### DATA PROVIDED
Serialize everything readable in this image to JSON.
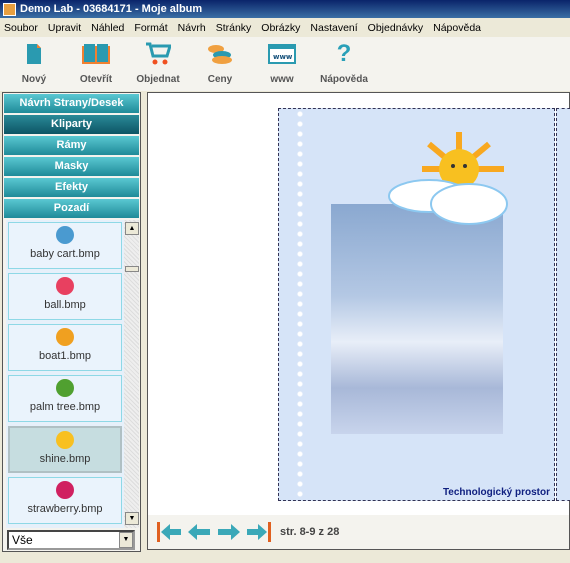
{
  "window": {
    "title": "Demo Lab - 03684171 - Moje album"
  },
  "menu": [
    "Soubor",
    "Upravit",
    "Náhled",
    "Formát",
    "Návrh",
    "Stránky",
    "Obrázky",
    "Nastavení",
    "Objednávky",
    "Nápověda"
  ],
  "toolbar": [
    {
      "label": "Nový",
      "icon": "new-document-icon"
    },
    {
      "label": "Otevřít",
      "icon": "open-book-icon"
    },
    {
      "label": "Objednat",
      "icon": "cart-icon"
    },
    {
      "label": "Ceny",
      "icon": "coins-icon"
    },
    {
      "label": "www",
      "icon": "www-icon"
    },
    {
      "label": "Nápověda",
      "icon": "help-icon"
    }
  ],
  "accordion": [
    "Návrh Strany/Desek",
    "Kliparty",
    "Rámy",
    "Masky",
    "Efekty",
    "Pozadí"
  ],
  "cliparts": [
    {
      "name": "baby cart.bmp",
      "color": "#4a9ad0"
    },
    {
      "name": "ball.bmp",
      "color": "#e84060"
    },
    {
      "name": "boat1.bmp",
      "color": "#f0a020"
    },
    {
      "name": "palm tree.bmp",
      "color": "#50a030"
    },
    {
      "name": "shine.bmp",
      "color": "#f8c020"
    },
    {
      "name": "strawberry.bmp",
      "color": "#d02060"
    }
  ],
  "selected_clipart": "shine.bmp",
  "filter": {
    "value": "Vše"
  },
  "page": {
    "footer_text": "Technologický prostor",
    "info": "str. 8-9 z 28"
  },
  "colors": {
    "accent": "#2aa0b0",
    "nav_arrow": "#3aa8b8",
    "nav_bar": "#e06020"
  }
}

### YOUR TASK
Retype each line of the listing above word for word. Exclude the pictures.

### REPLY TO THE TASK
Serialize everything readable in this image to JSON.
{
  "window": {
    "title": "Demo Lab - 03684171 - Moje album"
  },
  "menu": [
    "Soubor",
    "Upravit",
    "Náhled",
    "Formát",
    "Návrh",
    "Stránky",
    "Obrázky",
    "Nastavení",
    "Objednávky",
    "Nápověda"
  ],
  "toolbar": [
    {
      "label": "Nový",
      "icon": "new-document-icon"
    },
    {
      "label": "Otevřít",
      "icon": "open-book-icon"
    },
    {
      "label": "Objednat",
      "icon": "cart-icon"
    },
    {
      "label": "Ceny",
      "icon": "coins-icon"
    },
    {
      "label": "www",
      "icon": "www-icon"
    },
    {
      "label": "Nápověda",
      "icon": "help-icon"
    }
  ],
  "accordion": [
    "Návrh Strany/Desek",
    "Kliparty",
    "Rámy",
    "Masky",
    "Efekty",
    "Pozadí"
  ],
  "cliparts": [
    {
      "name": "baby cart.bmp",
      "color": "#4a9ad0"
    },
    {
      "name": "ball.bmp",
      "color": "#e84060"
    },
    {
      "name": "boat1.bmp",
      "color": "#f0a020"
    },
    {
      "name": "palm tree.bmp",
      "color": "#50a030"
    },
    {
      "name": "shine.bmp",
      "color": "#f8c020"
    },
    {
      "name": "strawberry.bmp",
      "color": "#d02060"
    }
  ],
  "selected_clipart": "shine.bmp",
  "filter": {
    "value": "Vše"
  },
  "page": {
    "footer_text": "Technologický prostor",
    "info": "str. 8-9 z 28"
  },
  "colors": {
    "accent": "#2aa0b0",
    "nav_arrow": "#3aa8b8",
    "nav_bar": "#e06020"
  }
}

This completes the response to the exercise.